If a line in the listing below holds the word "screenshot", it counts toward the total; report that total alone.

## INFORMATION SUPPLIED
-- Opening Marker --

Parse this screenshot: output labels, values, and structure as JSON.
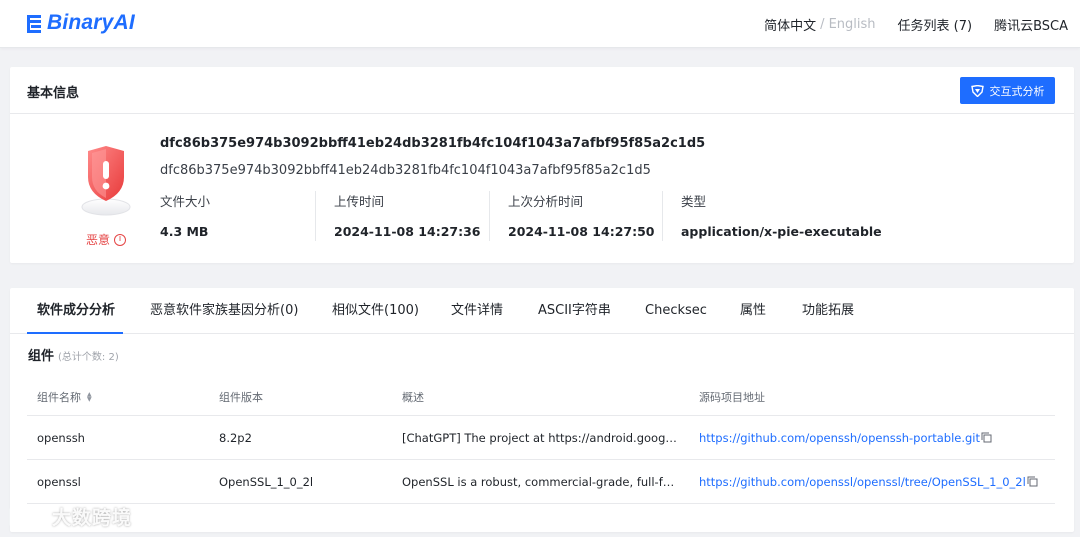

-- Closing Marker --
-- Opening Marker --

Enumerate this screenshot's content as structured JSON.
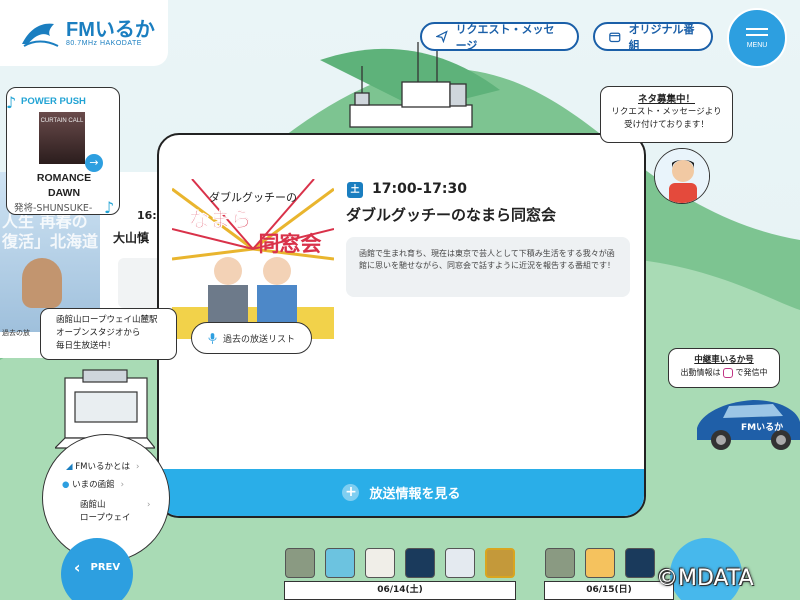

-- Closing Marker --
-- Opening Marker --

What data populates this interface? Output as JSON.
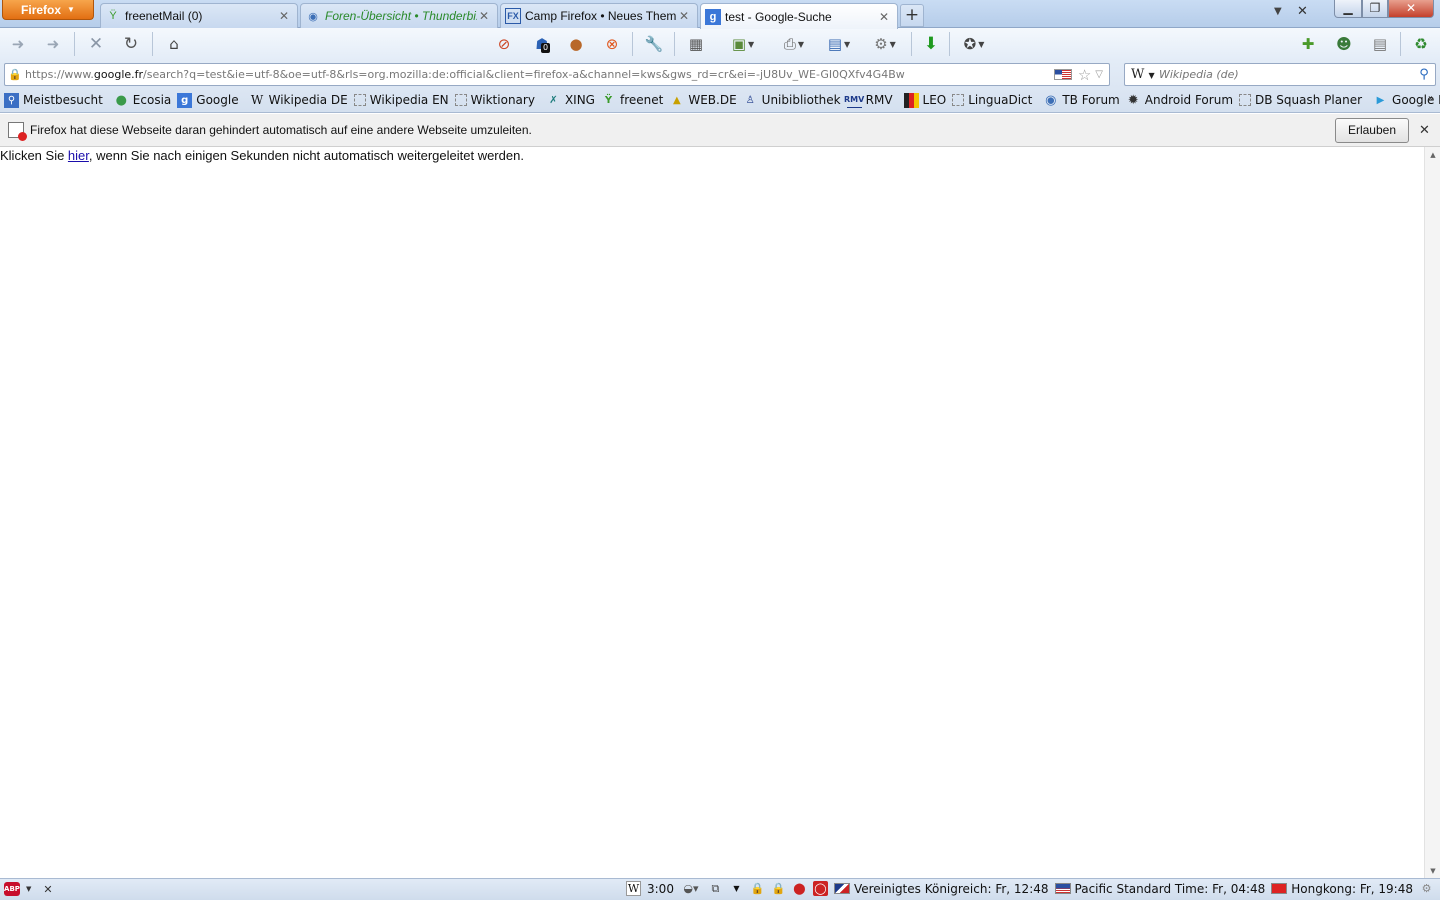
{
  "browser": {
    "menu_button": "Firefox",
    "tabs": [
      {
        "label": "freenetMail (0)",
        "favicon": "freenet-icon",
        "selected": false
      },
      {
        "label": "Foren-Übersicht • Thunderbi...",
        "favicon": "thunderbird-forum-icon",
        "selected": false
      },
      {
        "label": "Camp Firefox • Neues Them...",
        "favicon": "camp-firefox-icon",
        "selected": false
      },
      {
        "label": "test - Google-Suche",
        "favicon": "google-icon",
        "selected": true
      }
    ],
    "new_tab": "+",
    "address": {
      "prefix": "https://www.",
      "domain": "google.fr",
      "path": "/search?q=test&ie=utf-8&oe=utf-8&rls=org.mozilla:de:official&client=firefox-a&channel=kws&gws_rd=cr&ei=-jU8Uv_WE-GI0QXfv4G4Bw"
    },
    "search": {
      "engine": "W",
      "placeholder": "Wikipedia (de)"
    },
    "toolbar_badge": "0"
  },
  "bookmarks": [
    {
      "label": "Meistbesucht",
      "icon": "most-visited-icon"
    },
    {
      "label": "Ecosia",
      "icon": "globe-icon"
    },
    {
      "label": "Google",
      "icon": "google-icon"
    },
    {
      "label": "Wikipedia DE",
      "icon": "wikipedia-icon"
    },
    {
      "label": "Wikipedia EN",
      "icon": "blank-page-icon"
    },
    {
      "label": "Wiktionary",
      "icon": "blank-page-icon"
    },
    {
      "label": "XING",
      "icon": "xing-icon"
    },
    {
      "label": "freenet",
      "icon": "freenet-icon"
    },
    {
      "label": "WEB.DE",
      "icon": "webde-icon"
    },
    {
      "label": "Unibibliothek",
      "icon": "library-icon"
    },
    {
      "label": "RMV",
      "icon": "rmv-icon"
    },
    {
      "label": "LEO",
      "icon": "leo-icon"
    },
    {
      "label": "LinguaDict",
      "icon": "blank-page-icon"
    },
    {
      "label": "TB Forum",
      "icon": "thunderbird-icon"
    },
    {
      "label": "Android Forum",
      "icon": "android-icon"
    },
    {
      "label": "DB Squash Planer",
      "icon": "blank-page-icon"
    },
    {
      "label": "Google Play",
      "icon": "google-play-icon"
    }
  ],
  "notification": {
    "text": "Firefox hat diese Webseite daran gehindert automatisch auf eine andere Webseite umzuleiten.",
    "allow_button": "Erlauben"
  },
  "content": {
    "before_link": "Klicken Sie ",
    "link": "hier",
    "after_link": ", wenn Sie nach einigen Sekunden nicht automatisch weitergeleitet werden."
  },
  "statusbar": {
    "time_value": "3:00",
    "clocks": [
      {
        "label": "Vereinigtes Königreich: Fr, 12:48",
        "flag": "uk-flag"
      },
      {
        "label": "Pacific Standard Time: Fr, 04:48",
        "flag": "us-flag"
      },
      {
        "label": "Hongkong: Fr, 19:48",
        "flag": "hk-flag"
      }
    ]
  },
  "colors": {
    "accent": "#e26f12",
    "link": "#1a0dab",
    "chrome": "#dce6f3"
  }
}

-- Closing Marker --

## THE ANSWER
2